There is no mistaking a Joshua Tree, especially when silhouetted by the night sky.
This makes Joshua Tree one of the best places for night sky viewing and photography.
Thanks to Steve Warren, Maps Over Coffee
Bryce Canyon National Park
Bryce Canyon National Park in Utah is best known for its famous hoodoo rock formations that do the landscape.
Perhaps not as many people know about Bryce Canyon National Park is that it is the best stargazing spot in the National Park System.
Bryce Canyon National Park offers a wide selection of night sky programs where visitors can learn about the night sky and enjoy the fantastic stargazing.
Bryce Canyon National Park provides full moon hikes, special guest astronomers, and an astronomy festival with 50 telescopes that visitors can use.
Make sure if you visit to bring a water bottle and folding chair as you will want to stay for most of the night to fully enjoy the sights of the Milky Way Galaxy.
Thanks to Morgan Jarman, Nomadic Tortoise
Haleakala National Park
Visitors to Haleakalā National Park can enjoy one of the most mindblowing stargazing experiences on Earth.
On a volcanic mountain with an elevation of over 10,000 ft, you’ll be looking down at the clouds, so they won’t get in the way of your view of the cosmos.
The island of Maui, where Haleakalā is located, is also much less developed than Oahu, which is home to the city of Honolulu, so you also escape the light pollution of the city.
Up on the summit of Haleakalā you’ll enjoy the perfect conditions for the clearest and most vibrant views of the Milky Way, constellations, planets and galaxies.
It’s all there.
The stargazing on Haleakalā is so good that even the professionals are there, as it’s home to an astrophysical research facility known as “Science City”.
The geology of Haleakalā also adds a unique quality to its stargazing experience, with vast Mars-like red cinder deserts near the top, it feels like you’re on another planet.
Make sure to dress warm though, the air is thin up there and temperatures drop to below freezing on winter nights.
There’s also no food vendors so pack some snacks.
Feel like making an adventure of it?
Grab a camping pass to one of the 3 campsites on Haleakalā (Hōlua Campsite, Palikū Campsite and Hosmer Grove Campground).
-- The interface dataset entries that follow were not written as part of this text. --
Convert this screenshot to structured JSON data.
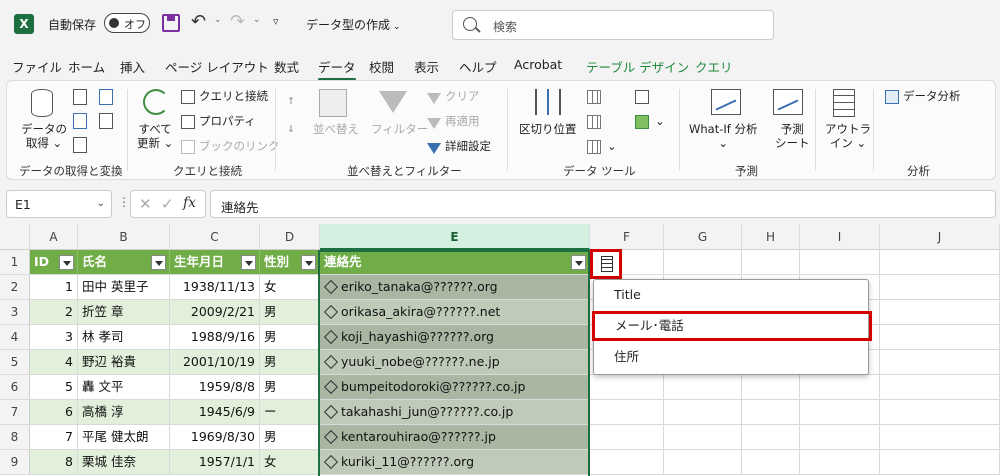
{
  "titlebar": {
    "logo": "X",
    "autosave_label": "自動保存",
    "autosave_state": "オフ",
    "undo": "↶",
    "redo": "↷",
    "caret": "⌄",
    "qat_more": "▿",
    "doc_title": "データ型の作成",
    "doc_chevron": "⌄",
    "search_placeholder": "検索"
  },
  "tabs": [
    {
      "label": "ファイル"
    },
    {
      "label": "ホーム"
    },
    {
      "label": "挿入"
    },
    {
      "label": "ページ レイアウト"
    },
    {
      "label": "数式"
    },
    {
      "label": "データ"
    },
    {
      "label": "校閲"
    },
    {
      "label": "表示"
    },
    {
      "label": "ヘルプ"
    },
    {
      "label": "Acrobat"
    },
    {
      "label": "テーブル デザイン"
    },
    {
      "label": "クエリ"
    }
  ],
  "ribbon": {
    "get_data": {
      "line1": "データの",
      "line2": "取得 ⌄"
    },
    "refresh_all": {
      "line1": "すべて",
      "line2": "更新 ⌄"
    },
    "queries_connections": "クエリと接続",
    "properties": "プロパティ",
    "edit_links": "ブックのリンク",
    "sort": "並べ替え",
    "filter": "フィルター",
    "clear": "クリア",
    "reapply": "再適用",
    "advanced": "詳細設定",
    "text_to_columns": "区切り位置",
    "whatif": {
      "line1": "What-If 分析",
      "line2": "⌄"
    },
    "forecast": {
      "line1": "予測",
      "line2": "シート"
    },
    "outline": {
      "line1": "アウトラ",
      "line2": "イン ⌄"
    },
    "data_analysis": "データ分析",
    "group_labels": {
      "get_transform": "データの取得と変換",
      "queries": "クエリと接続",
      "sort_filter": "並べ替えとフィルター",
      "data_tools": "データ ツール",
      "forecast": "予測",
      "analysis": "分析"
    }
  },
  "formula_bar": {
    "name_box": "E1",
    "name_chevron": "⌄",
    "dots": "⋮",
    "cancel": "✕",
    "enter": "✓",
    "fx": "fx",
    "content": "連絡先"
  },
  "columns": [
    "A",
    "B",
    "C",
    "D",
    "E",
    "F",
    "G",
    "H",
    "I",
    "J"
  ],
  "rows": [
    "1",
    "2",
    "3",
    "4",
    "5",
    "6",
    "7",
    "8",
    "9"
  ],
  "table": {
    "headers": [
      "ID",
      "氏名",
      "生年月日",
      "性別",
      "連絡先"
    ],
    "records": [
      {
        "id": "1",
        "name": "田中 英里子",
        "birth": "1938/11/13",
        "gender": "女",
        "email": "eriko_tanaka@??????.org"
      },
      {
        "id": "2",
        "name": "折笠 章",
        "birth": "2009/2/21",
        "gender": "男",
        "email": "orikasa_akira@??????.net"
      },
      {
        "id": "3",
        "name": "林 孝司",
        "birth": "1988/9/16",
        "gender": "男",
        "email": "koji_hayashi@??????.org"
      },
      {
        "id": "4",
        "name": "野辺 裕貴",
        "birth": "2001/10/19",
        "gender": "男",
        "email": "yuuki_nobe@??????.ne.jp"
      },
      {
        "id": "5",
        "name": "轟 文平",
        "birth": "1959/8/8",
        "gender": "男",
        "email": "bumpeitodoroki@??????.co.jp"
      },
      {
        "id": "6",
        "name": "高橋 淳",
        "birth": "1945/6/9",
        "gender": "ー",
        "email": "takahashi_jun@??????.co.jp"
      },
      {
        "id": "7",
        "name": "平尾 健太朗",
        "birth": "1969/8/30",
        "gender": "男",
        "email": "kentarouhirao@??????.jp"
      },
      {
        "id": "8",
        "name": "栗城 佳奈",
        "birth": "1957/1/1",
        "gender": "女",
        "email": "kuriki_11@??????.org"
      }
    ]
  },
  "data_type_menu": {
    "items": [
      "Title",
      "メール･電話",
      "住所"
    ],
    "highlighted": "メール･電話"
  },
  "colors": {
    "accent": "#1d6f42",
    "table_header": "#70ad47",
    "band": "#e2efda",
    "highlight_box": "#d40000"
  }
}
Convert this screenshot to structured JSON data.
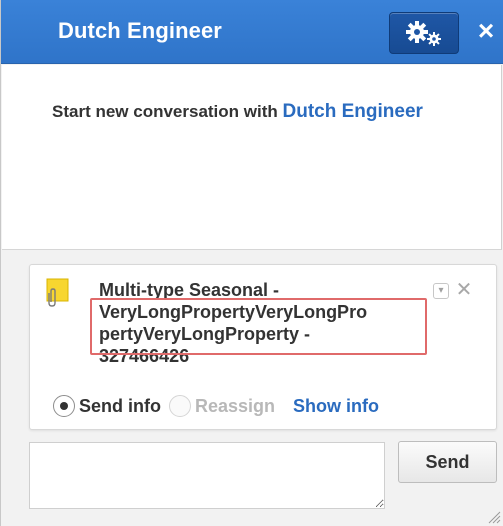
{
  "header": {
    "title": "Dutch Engineer",
    "settings_icon": "gears-icon",
    "close_label": "×"
  },
  "panel": {
    "start_prefix": "Start new conversation with",
    "start_link": "Dutch Engineer"
  },
  "card": {
    "title": "Multi-type Seasonal -\nVeryLongPropertyVeryLongPro\npertyVeryLongProperty -\n327466426",
    "dropdown_glyph": "▾",
    "delete_glyph": "✕"
  },
  "options": {
    "send_info": "Send info",
    "reassign": "Reassign",
    "show_info": "Show info"
  },
  "compose": {
    "placeholder": "",
    "send_label": "Send"
  },
  "colors": {
    "header": "#2f74c9",
    "link": "#2a6bbf",
    "highlight": "#e06a6a",
    "sticky_note": "#f7d630"
  }
}
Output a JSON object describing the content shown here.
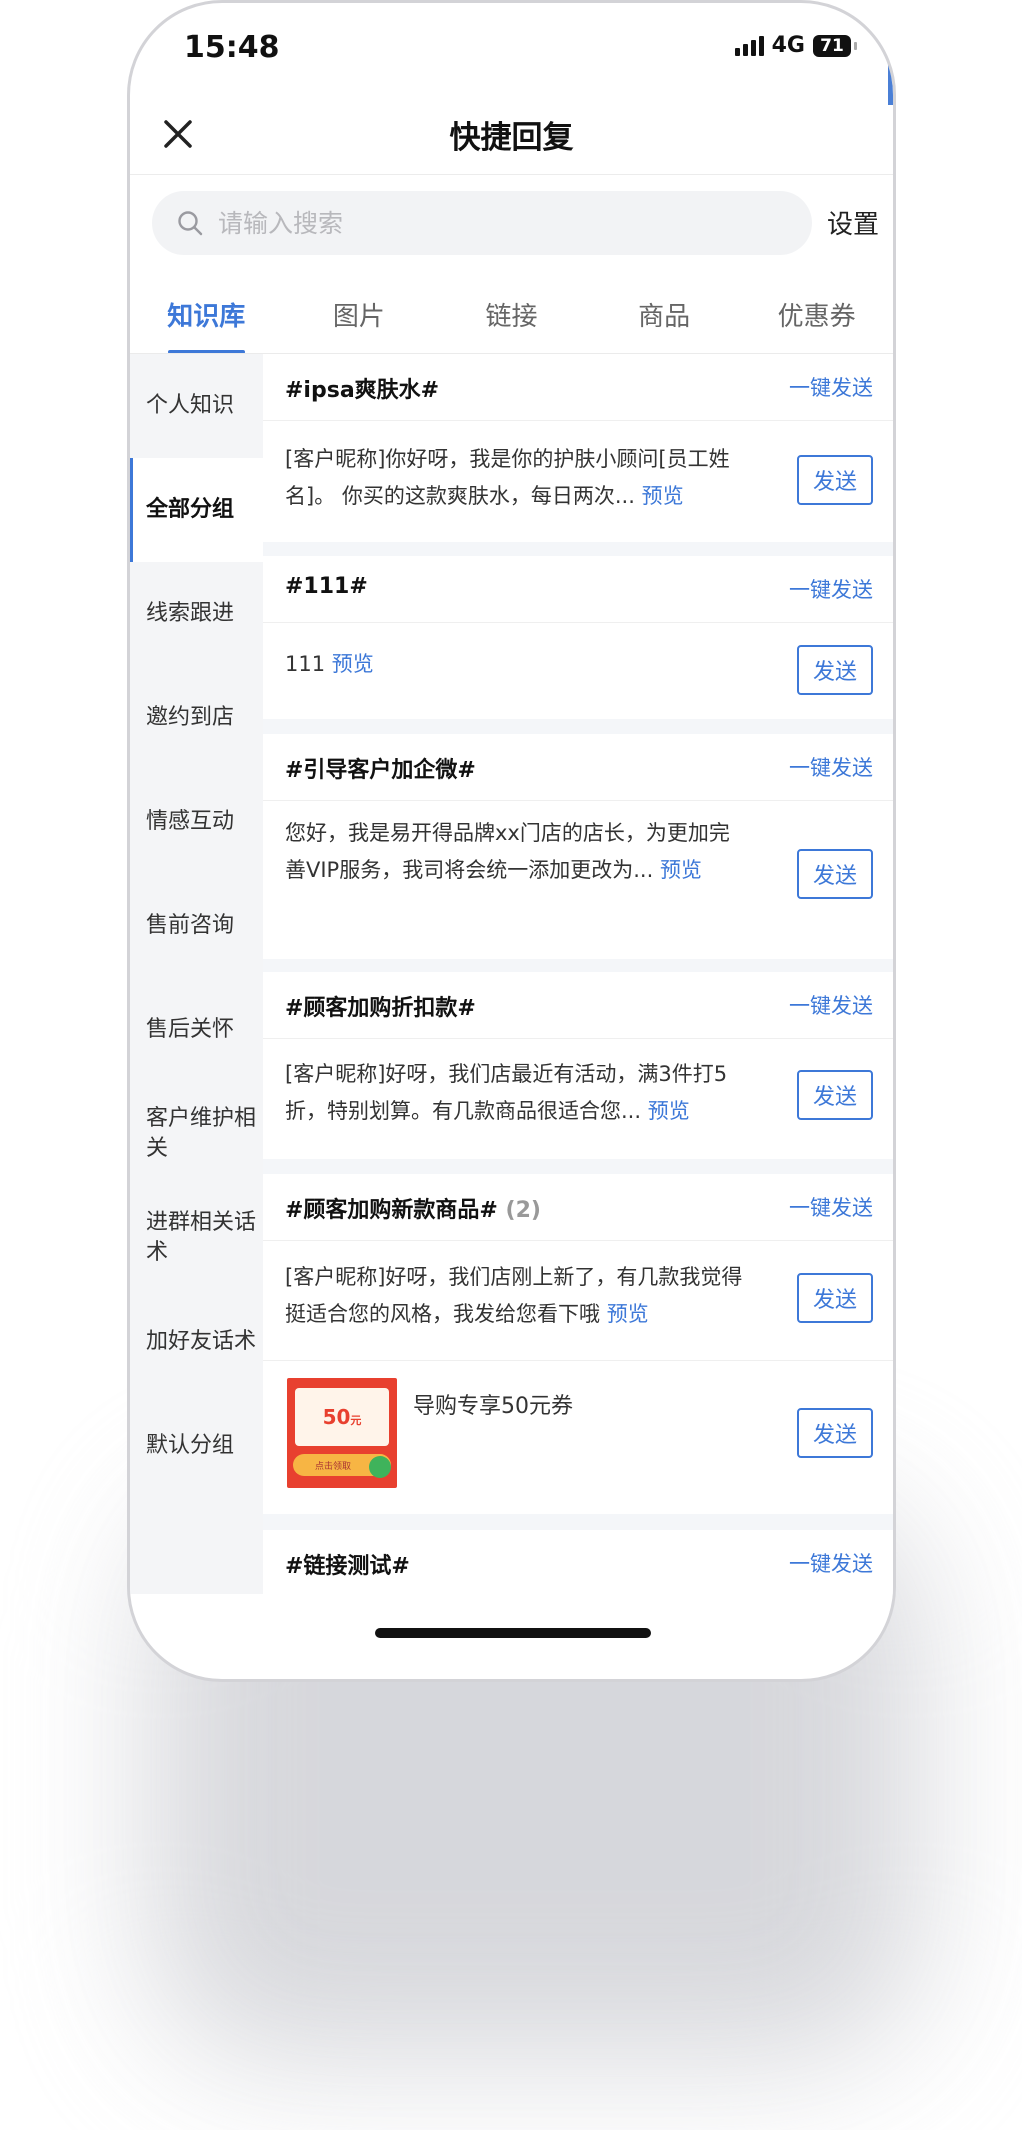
{
  "status": {
    "time": "15:48",
    "network": "4G",
    "battery": "71"
  },
  "nav": {
    "title": "快捷回复"
  },
  "search": {
    "placeholder": "请输入搜索",
    "settings_label": "设置"
  },
  "tabs": [
    {
      "label": "知识库",
      "active": true
    },
    {
      "label": "图片",
      "active": false
    },
    {
      "label": "链接",
      "active": false
    },
    {
      "label": "商品",
      "active": false
    },
    {
      "label": "优惠券",
      "active": false
    }
  ],
  "sidebar": {
    "items": [
      {
        "label": "个人知识"
      },
      {
        "label": "全部分组",
        "active": true
      },
      {
        "label": "线索跟进"
      },
      {
        "label": "邀约到店"
      },
      {
        "label": "情感互动"
      },
      {
        "label": "售前咨询"
      },
      {
        "label": "售后关怀"
      },
      {
        "label": "客户维护相关"
      },
      {
        "label": "进群相关话术"
      },
      {
        "label": "加好友话术"
      },
      {
        "label": "默认分组"
      }
    ]
  },
  "common": {
    "quick_send": "一键发送",
    "send": "发送",
    "preview": "预览"
  },
  "cards": [
    {
      "title": "#ipsa爽肤水#",
      "text": "[客户昵称]你好呀，我是你的护肤小顾问[员工姓名]。 你买的这款爽肤水，每日两次..."
    },
    {
      "title": "#111#",
      "text": "111"
    },
    {
      "title": "#引导客户加企微#",
      "text": "您好，我是易开得品牌xx门店的店长，为更加完善VIP服务，我司将会统一添加更改为..."
    },
    {
      "title": "#顾客加购折扣款#",
      "text": "[客户昵称]好呀，我们店最近有活动，满3件打5折，特别划算。有几款商品很适合您..."
    },
    {
      "title": "#顾客加购新款商品#",
      "count": "(2)",
      "text": "[客户昵称]好呀，我们店刚上新了，有几款我觉得挺适合您的风格，我发给您看下哦",
      "coupon_title": "导购专享50元券",
      "coupon_value": "50",
      "coupon_unit": "元",
      "coupon_button": "点击领取"
    },
    {
      "title": "#链接测试#"
    }
  ],
  "colors": {
    "accent": "#3d78d8",
    "sidebar_bg": "#f4f5f7"
  }
}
If you stay the night make sure to wake up for Haleakalā’s famous sunrise, which iconic American author Mark Twain described as “the sublimest spectacle I ever witnessed.”
When you’re there make sure to treat the park with respect, it’s a sacred place in Hawaiian culture, so please pick up your trash, don’t take any rocks or cinder from the mountain and don’t be disruptive to the other guests.
Thanks to Michael Barker, Aloha Secrets